Noel suffered a left groin injury in the first preseason game against the Celtics and missed the rest of the preseason. While undergoing treatment, Noel reported left knee soreness, which led to the discovery of the inflamed plica.

It's been an odd start to the season for Noel. The big man was outspoken about his displeasure with the Sixers' frontcourt situation early in camp. With the deadline for Noel's rookie contract extension approaching on Oct. 31, the team has not had conversations about it, according to a report.

The Sixers are already without No. 1 overall pick Ben Simmons as he recovers from surgery to repair a Jones fracture in his right foot. The team will also be without their starting point guard Jerryd Bayless who is dealing with a ligament issue in his left wrist. Bayless won't require surgery and will be reevaluated in two weeks.

Anthem singer at Sixers-Heat game kneels during performance

Anthem singer at Sixers-Heat game kneels during performance

MIAMI — A woman performing the national anthem before an NBA preseason game in Miami on Friday night did so while kneeling at midcourt, and opening her jacket to show a shirt with the phrase "Black Lives Matter."

The singer was identified by the Heat as Denasia Lawrence. It was unclear if she remained in the arena after the performance, and messages left for her were not immediately returned.

Heat players and coaches stood side-by-side for the anthem, all with their arms linked as has been their custom during the preseason.

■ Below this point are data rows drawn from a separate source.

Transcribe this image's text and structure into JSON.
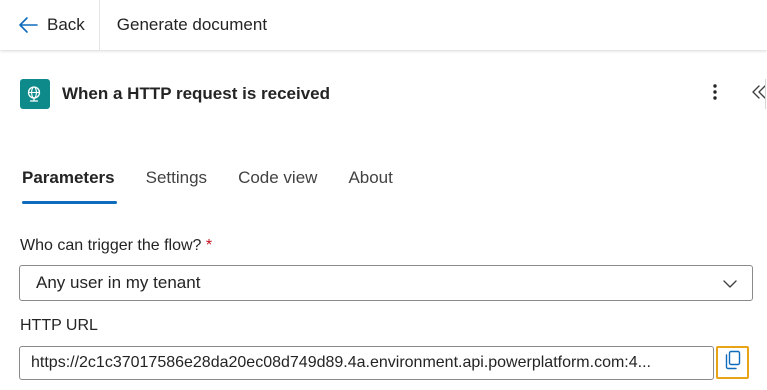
{
  "topbar": {
    "back_label": "Back",
    "title": "Generate document"
  },
  "trigger": {
    "title": "When a HTTP request is received",
    "icon": "globe-icon",
    "icon_bg": "#0f8a8a"
  },
  "tabs": [
    {
      "label": "Parameters",
      "active": true
    },
    {
      "label": "Settings",
      "active": false
    },
    {
      "label": "Code view",
      "active": false
    },
    {
      "label": "About",
      "active": false
    }
  ],
  "form": {
    "who_label": "Who can trigger the flow?",
    "required_marker": "*",
    "who_value": "Any user in my tenant",
    "url_label": "HTTP URL",
    "url_value": "https://2c1c37017586e28da20ec08d749d89.4a.environment.api.powerplatform.com:4..."
  },
  "colors": {
    "accent": "#0f6cbd",
    "copy_highlight": "#e8a317",
    "required": "#c50f1f"
  }
}
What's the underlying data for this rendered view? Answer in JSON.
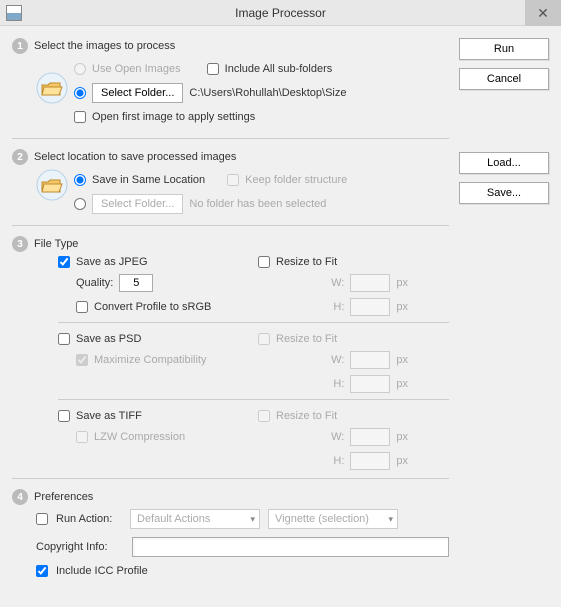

Many had their heads down as Lawrence sang, and the team released a statement saying it had no advance knowledge that she planned to kneel.

"We felt as a basketball team that we would do something united, so that was our focus," Heat coach Erik Spoelstra said. "Throughout all of this, I think the most important thing that has come out is the very poignant, thoughtful dialogue. We've had great dialogue within our walls here and hopefully this will lead to action."

The anthem issue has been a major topic in the sports world in recent months, starting with the decision by San Francisco 49ers quarterback Colin Kaepernick to not stand for its playing. Kaepernick cited racial injustice and police brutality among the reasons for his protest, and athletes from many sports -- and many levels, from youth all the way to professional -- have followed his lead in various ways.

"All I can say is what we've seen in multiple preseason games so far is our players standing for the national anthem," NBA Commissioner Adam Silver said in New York earlier Friday, at a news conference following the league's board of governors meetings. "It would be my hope that they would continue to stand for the national anthem. I think that is the appropriate thing to do."

The NBA has a rule calling for players and coaches to stand during the anthem.

Heat guard Wayne Ellington often speaks about the need to curb gun violence, after his father was shot and killed two years ago. He had his eyes closed for most of the anthem Friday, as per his own custom, though was aware of Lawrence's actions.

"At the end of the day, to each his own," Ellington said. "If she feels like that's the way she wants to stand for it, then more power to her."

Making a statement in the manner that Lawrence did Friday is rare, but not unheard of in recent weeks.

When the Sacramento Kings played their first home preseason game earlier this month, anthem singer Leah Tysse dropped to one knee as she finished singing the song.

Tysse is white. Lawrence is black.

"I love and honor my country as deeply as anyone yet it is my responsibility as an American to speak up against injustice as it affects my fellow Americans," Tysse wrote on Facebook. "I have sung the anthem before but this time taking a knee felt like the most patriotic thing I could do. I cannot idly stand by as black people are unlawfully profiled, harassed and killed by our law enforcement over and over and without a drop of accountability."